“They said that if I could get a plan in place in two weeks, I could get half of $70,000,” he recalled.
Ashcraft’s plan to add more than 900 square feet to his existing building and make other improvements was one of six projects getting a nod of approval from the city’s Urban Renewal Advisory Commission. But first, there was some dickering to do.
The planned expansion would cost more than $90,000, but the commission recommended chipping in just $20,000. After some dickering, the commission decided on $35,000.
That recommendation was passed on to the city council — which is also the urban renewal board — and was approved.
The Ashcrafts launched into their makeover earlier this year.
The main thrust was to expand the west side of the building, doubling the floor space there.
The project was complete this fall.

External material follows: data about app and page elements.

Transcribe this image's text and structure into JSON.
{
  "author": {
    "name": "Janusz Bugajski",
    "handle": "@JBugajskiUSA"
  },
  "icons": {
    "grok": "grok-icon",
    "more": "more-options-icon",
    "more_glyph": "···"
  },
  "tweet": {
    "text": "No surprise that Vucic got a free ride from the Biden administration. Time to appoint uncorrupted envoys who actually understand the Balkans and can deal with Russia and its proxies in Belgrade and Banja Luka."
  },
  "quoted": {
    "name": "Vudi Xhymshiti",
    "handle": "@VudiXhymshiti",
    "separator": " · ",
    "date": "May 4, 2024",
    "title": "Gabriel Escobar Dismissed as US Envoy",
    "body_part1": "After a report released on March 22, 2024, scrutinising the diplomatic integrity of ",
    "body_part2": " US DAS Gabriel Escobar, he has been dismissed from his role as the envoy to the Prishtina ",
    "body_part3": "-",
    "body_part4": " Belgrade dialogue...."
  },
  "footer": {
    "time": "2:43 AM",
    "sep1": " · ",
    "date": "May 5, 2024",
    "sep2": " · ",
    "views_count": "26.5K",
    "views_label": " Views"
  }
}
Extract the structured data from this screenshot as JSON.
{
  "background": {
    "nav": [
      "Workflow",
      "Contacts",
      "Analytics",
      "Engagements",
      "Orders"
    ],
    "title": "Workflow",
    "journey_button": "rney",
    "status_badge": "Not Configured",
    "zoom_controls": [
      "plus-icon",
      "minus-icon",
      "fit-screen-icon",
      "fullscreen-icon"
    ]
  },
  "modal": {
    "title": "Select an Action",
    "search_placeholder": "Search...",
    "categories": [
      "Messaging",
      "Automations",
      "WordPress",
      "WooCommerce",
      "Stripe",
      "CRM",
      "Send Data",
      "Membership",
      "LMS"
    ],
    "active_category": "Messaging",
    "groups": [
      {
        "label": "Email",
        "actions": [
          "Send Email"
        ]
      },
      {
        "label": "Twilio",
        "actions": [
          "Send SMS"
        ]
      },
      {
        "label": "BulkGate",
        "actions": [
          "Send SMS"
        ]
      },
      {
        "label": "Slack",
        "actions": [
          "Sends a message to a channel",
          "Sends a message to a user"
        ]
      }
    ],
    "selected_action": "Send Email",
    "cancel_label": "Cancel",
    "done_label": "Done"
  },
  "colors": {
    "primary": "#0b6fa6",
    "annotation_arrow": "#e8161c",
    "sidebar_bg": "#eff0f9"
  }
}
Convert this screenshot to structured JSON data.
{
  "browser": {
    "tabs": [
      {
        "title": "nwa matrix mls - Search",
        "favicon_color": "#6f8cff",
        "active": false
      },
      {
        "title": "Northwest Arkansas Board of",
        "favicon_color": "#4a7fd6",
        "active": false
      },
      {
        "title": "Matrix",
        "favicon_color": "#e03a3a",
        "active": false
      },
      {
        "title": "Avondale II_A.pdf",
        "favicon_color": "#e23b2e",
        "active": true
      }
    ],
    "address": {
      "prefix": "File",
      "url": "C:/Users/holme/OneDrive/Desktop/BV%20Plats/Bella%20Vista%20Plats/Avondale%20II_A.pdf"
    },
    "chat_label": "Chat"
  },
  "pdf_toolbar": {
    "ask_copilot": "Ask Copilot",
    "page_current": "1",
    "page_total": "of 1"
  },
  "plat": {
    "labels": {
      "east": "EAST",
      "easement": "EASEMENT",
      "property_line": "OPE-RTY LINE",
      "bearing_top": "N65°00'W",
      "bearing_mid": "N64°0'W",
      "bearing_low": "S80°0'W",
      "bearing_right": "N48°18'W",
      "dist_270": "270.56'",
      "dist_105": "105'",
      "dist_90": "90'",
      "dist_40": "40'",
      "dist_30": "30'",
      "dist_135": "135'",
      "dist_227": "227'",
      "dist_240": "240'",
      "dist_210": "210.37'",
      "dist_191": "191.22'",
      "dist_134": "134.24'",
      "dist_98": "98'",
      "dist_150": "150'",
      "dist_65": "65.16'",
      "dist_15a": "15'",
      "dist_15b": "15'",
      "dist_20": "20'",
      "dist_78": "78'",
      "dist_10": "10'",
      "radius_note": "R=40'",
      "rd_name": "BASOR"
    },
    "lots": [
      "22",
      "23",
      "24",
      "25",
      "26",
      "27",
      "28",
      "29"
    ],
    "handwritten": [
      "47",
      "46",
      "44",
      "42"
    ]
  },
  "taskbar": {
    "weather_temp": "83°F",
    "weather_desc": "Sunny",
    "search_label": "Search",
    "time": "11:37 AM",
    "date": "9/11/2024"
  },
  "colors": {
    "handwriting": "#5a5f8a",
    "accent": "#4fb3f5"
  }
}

Today, the west section is a large dining area that can be sealed off with dividers for special events including banquets, musical events and dance lessons.
Ashcraft said his business has had its ups and down all along, but “more ups than down.”
Since the remodeling, he’s expanded his menu, and continues to tinker with it. In a former beer-and-burger hangout, steak dinner is served.
“We’re just trying to push the food. We like to say we don’t do fast food, we do fresh food as fast as we can,” Ashcraft said.
He said the city’s help was important, and that he’s thankful it came along at the time it did.
“This wouldn’t have happened so quickly if it wasn’t for that,” he said.